We talk about the source of his legendary stamina and productivity. After all, it's coming up to two o'clock in the morning and he is only just getting going. “For us, music is energy," he says. "It's a life force as well as a teaching tool. New ideas are everywhere. The best songs come from listening. Every new song is already present."
FOR PRINCE, A MAN WHOSE RELIGION does not recognise birthdays, the past is not so much another country as a distant cosmos, extinguished from memory so that he can live in the now. 3RDEYEGIRL Concerts have revived and reinterpreted heavier moments from Prince's back pages, but any question about the past is ignored entirely. His Warners albums have never been remastered and repackaged. The vast swathes of recordings that are unreleased, unheard and locked away in The Vault may never be preserved or archived. "What if it's in his will to destroy that stuff?" Tom Tucker asked the Minneapolis Star Tribune in 2004.That would be like half The Beatles' tunes being lost."
Whether or not that fearful prophecy comes to pass, Prince's policy of concentrating on the moment is getting results. PLECTRUM ELECTRUM ends with the self-explanatory FUNKNROLL, an energised, free-flowing groove that captures the spirit of Prince in 2014: virtuosic but spontaneous, fun but deadly serious. Trevor Guy explains how, inspired by tales of '60s London at its most swinging, the band are relocating to the city for a month or so in order to play as many last-minute gigs as they can, popping up in all manner of legendary rock'n'roll landmarks and blowing a few hundred minds at a time. Most significantly, while the artist formerly known as Prince took to the internet when it was still music industry's enemy the artist formerly known as The Artist Formerly Known As Prince is returning to the format that represents the high watermark of rock'n'roll culture: the album.
He promises a great-looking slab of vinyl will bestow his new work with the iconic status it deserves.
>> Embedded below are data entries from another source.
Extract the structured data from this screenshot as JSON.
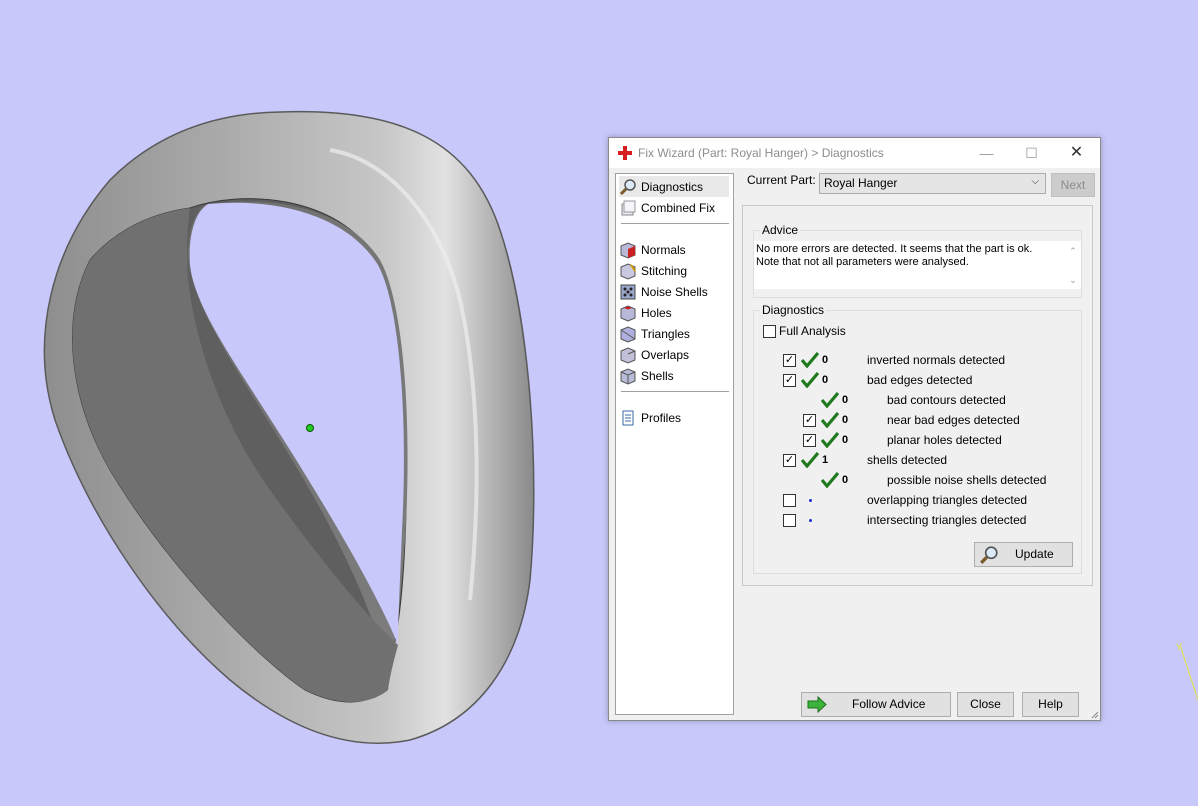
{
  "window": {
    "title": "Fix Wizard (Part: Royal Hanger) > Diagnostics",
    "minimize_glyph": "—",
    "maximize_glyph": "☐",
    "close_glyph": "✕"
  },
  "nav": {
    "items": [
      {
        "label": "Diagnostics",
        "icon": "magnifier-icon",
        "active": true
      },
      {
        "label": "Combined Fix",
        "icon": "combined-fix-icon"
      },
      {
        "label": "Normals",
        "icon": "normals-cube-icon"
      },
      {
        "label": "Stitching",
        "icon": "stitching-cube-icon"
      },
      {
        "label": "Noise Shells",
        "icon": "noise-shells-icon"
      },
      {
        "label": "Holes",
        "icon": "holes-cube-icon"
      },
      {
        "label": "Triangles",
        "icon": "triangles-cube-icon"
      },
      {
        "label": "Overlaps",
        "icon": "overlaps-cube-icon"
      },
      {
        "label": "Shells",
        "icon": "shells-cube-icon"
      },
      {
        "label": "Profiles",
        "icon": "document-icon"
      }
    ]
  },
  "part": {
    "label": "Current Part:",
    "value": "Royal Hanger",
    "next_label": "Next"
  },
  "advice": {
    "title": "Advice",
    "line1": "No more errors are detected. It seems that the part is ok.",
    "line2": "Note that not all parameters were analysed."
  },
  "diagnostics": {
    "title": "Diagnostics",
    "full_analysis": "Full Analysis",
    "rows": [
      {
        "count": "0",
        "label": "inverted normals detected",
        "checked": true,
        "status": "ok"
      },
      {
        "count": "0",
        "label": "bad edges detected",
        "checked": true,
        "status": "ok"
      },
      {
        "count": "0",
        "label": "bad contours detected",
        "status": "ok"
      },
      {
        "count": "0",
        "label": "near bad edges detected",
        "checked": true,
        "status": "ok"
      },
      {
        "count": "0",
        "label": "planar holes detected",
        "checked": true,
        "status": "ok"
      },
      {
        "count": "1",
        "label": "shells detected",
        "checked": true,
        "status": "ok"
      },
      {
        "count": "0",
        "label": "possible noise shells detected",
        "status": "ok"
      },
      {
        "count": "",
        "label": "overlapping triangles detected",
        "checked": false,
        "status": "not-analysed"
      },
      {
        "count": "",
        "label": "intersecting triangles detected",
        "checked": false,
        "status": "not-analysed"
      }
    ],
    "update_label": "Update"
  },
  "footer": {
    "follow_advice": "Follow Advice",
    "close": "Close",
    "help": "Help"
  },
  "colors": {
    "background": "#c8c8fa",
    "ok_check": "#1f7a1f",
    "follow_arrow": "#3cb43c",
    "title_icon": "#d42020"
  }
}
Can the album survive? “Sure it can and it will, if artists like Janelle Monáe, Esperanza Spalding and Laura Mvula have anything to do with it. Real music lovers love the album format because they're art collectors. Real artists make albums people love, not just songs."
There are no goodbyes. When he decrees our time is over, Prince disappears from view: But not before leaving us with a final thought.
"Come to think of it, real music lovers are actually my favourite kind of people because they like to know, rather than just be told what to think. If you really love music... Come see me.”
Then he dissolves into the Caribbean night, his beautiful companion by his side. That's when we realise: she never spoke a single word all night.
This article originally appeared in MOJO 245.